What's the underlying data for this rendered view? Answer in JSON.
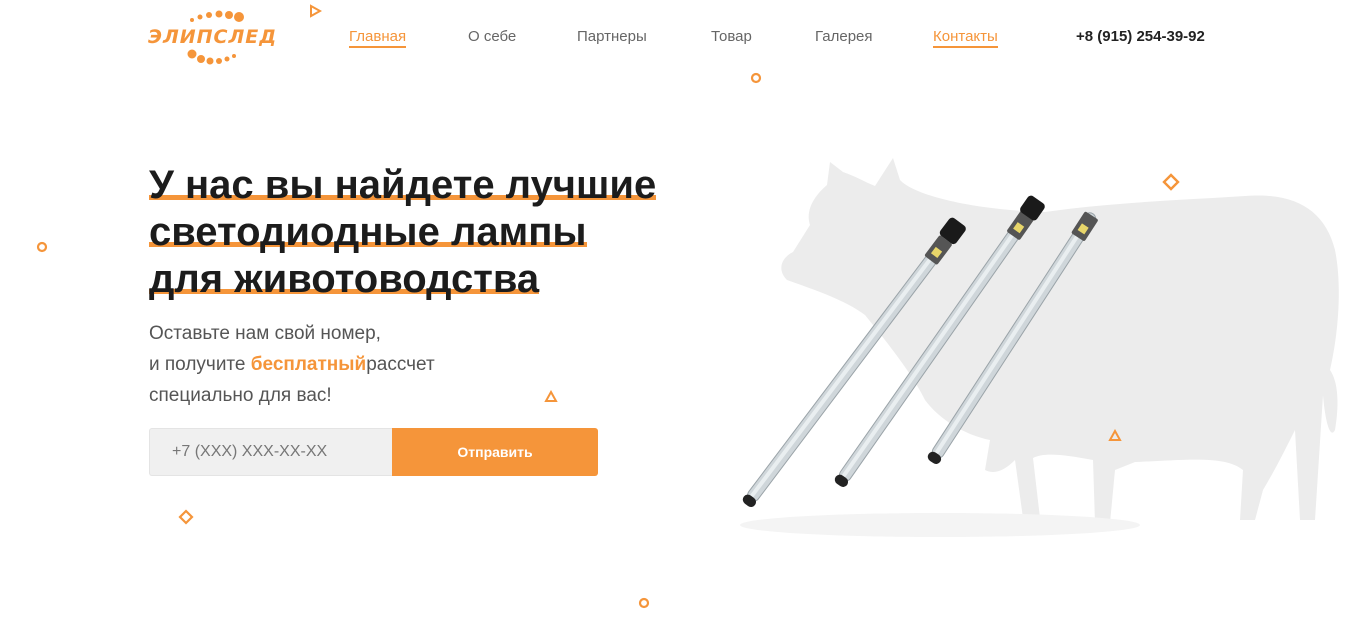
{
  "brand": {
    "logo_text": "ЭЛИПСЛЕД"
  },
  "nav": {
    "items": [
      {
        "label": "Главная",
        "active": true
      },
      {
        "label": "О себе",
        "active": false
      },
      {
        "label": "Партнеры",
        "active": false
      },
      {
        "label": "Товар",
        "active": false
      },
      {
        "label": "Галерея",
        "active": false
      },
      {
        "label": "Контакты",
        "active": true
      }
    ]
  },
  "header": {
    "phone": "+8 (915) 254-39-92"
  },
  "hero": {
    "title_lines": [
      "У нас вы найдете лучшие",
      "светодиодные лампы",
      "для животоводства"
    ],
    "subtitle_line1": "Оставьте нам свой номер,",
    "subtitle_line2_before": "и получите ",
    "subtitle_line2_accent": "бесплатный",
    "subtitle_line2_after": "рассчет",
    "subtitle_line3": "специально для вас!"
  },
  "form": {
    "phone_placeholder": "+7 (XXX) XXX-XX-XX",
    "phone_value": "",
    "submit_label": "Отправить"
  },
  "colors": {
    "accent": "#f5953a",
    "text": "#1c1c1c",
    "muted": "#555555"
  }
}
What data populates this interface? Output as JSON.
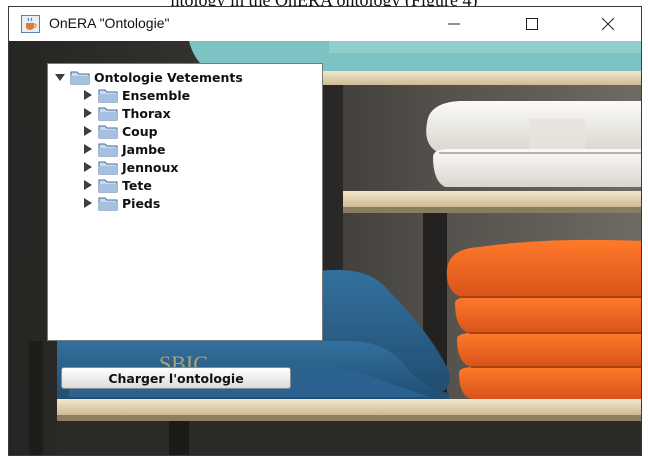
{
  "caption_partial": "ntology in the OnERA ontology (Figure 4)",
  "window": {
    "title": "OnERA \"Ontologie\"",
    "app_icon": "java-cup-icon",
    "controls": {
      "minimize_icon": "minimize-icon",
      "maximize_icon": "maximize-icon",
      "close_icon": "close-icon"
    }
  },
  "tree": {
    "root": {
      "label": "Ontologie Vetements",
      "expanded": true,
      "icon": "folder-icon"
    },
    "children": [
      {
        "label": "Ensemble",
        "expanded": false
      },
      {
        "label": "Thorax",
        "expanded": false
      },
      {
        "label": "Coup",
        "expanded": false
      },
      {
        "label": "Jambe",
        "expanded": false
      },
      {
        "label": "Jennoux",
        "expanded": false
      },
      {
        "label": "Tete",
        "expanded": false
      },
      {
        "label": "Pieds",
        "expanded": false
      }
    ]
  },
  "load_button": {
    "label": "Charger l'ontologie"
  },
  "background": {
    "description_icon": "clothing-shelf-photo",
    "colors": {
      "orange_shirts": "#f06a1e",
      "white_shirts": "#f2f0ec",
      "blue_shirts": "#2c5f88",
      "shelf_wood": "#e8d9b8",
      "teal_fabric": "#7ec3c3"
    }
  }
}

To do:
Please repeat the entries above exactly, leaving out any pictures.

Solved exercise:
What's the underlying data for this rendered view? Answer in JSON.
{
  "brand": {
    "logo_text": "ЭЛИПСЛЕД"
  },
  "nav": {
    "items": [
      {
        "label": "Главная",
        "active": true
      },
      {
        "label": "О себе",
        "active": false
      },
      {
        "label": "Партнеры",
        "active": false
      },
      {
        "label": "Товар",
        "active": false
      },
      {
        "label": "Галерея",
        "active": false
      },
      {
        "label": "Контакты",
        "active": true
      }
    ]
  },
  "header": {
    "phone": "+8 (915) 254-39-92"
  },
  "hero": {
    "title_lines": [
      "У нас вы найдете лучшие",
      "светодиодные лампы",
      "для животоводства"
    ],
    "subtitle_line1": "Оставьте нам свой номер,",
    "subtitle_line2_before": "и получите ",
    "subtitle_line2_accent": "бесплатный",
    "subtitle_line2_after": "рассчет",
    "subtitle_line3": "специально для вас!"
  },
  "form": {
    "phone_placeholder": "+7 (XXX) XXX-XX-XX",
    "phone_value": "",
    "submit_label": "Отправить"
  },
  "colors": {
    "accent": "#f5953a",
    "text": "#1c1c1c",
    "muted": "#555555"
  }
}
What data populates this interface? Output as JSON.
{
  "caption_partial": "ntology in the OnERA ontology (Figure 4)",
  "window": {
    "title": "OnERA \"Ontologie\"",
    "app_icon": "java-cup-icon",
    "controls": {
      "minimize_icon": "minimize-icon",
      "maximize_icon": "maximize-icon",
      "close_icon": "close-icon"
    }
  },
  "tree": {
    "root": {
      "label": "Ontologie Vetements",
      "expanded": true,
      "icon": "folder-icon"
    },
    "children": [
      {
        "label": "Ensemble",
        "expanded": false
      },
      {
        "label": "Thorax",
        "expanded": false
      },
      {
        "label": "Coup",
        "expanded": false
      },
      {
        "label": "Jambe",
        "expanded": false
      },
      {
        "label": "Jennoux",
        "expanded": false
      },
      {
        "label": "Tete",
        "expanded": false
      },
      {
        "label": "Pieds",
        "expanded": false
      }
    ]
  },
  "load_button": {
    "label": "Charger l'ontologie"
  },
  "background": {
    "description_icon": "clothing-shelf-photo",
    "colors": {
      "orange_shirts": "#f06a1e",
      "white_shirts": "#f2f0ec",
      "blue_shirts": "#2c5f88",
      "shelf_wood": "#e8d9b8",
      "teal_fabric": "#7ec3c3"
    }
  }
}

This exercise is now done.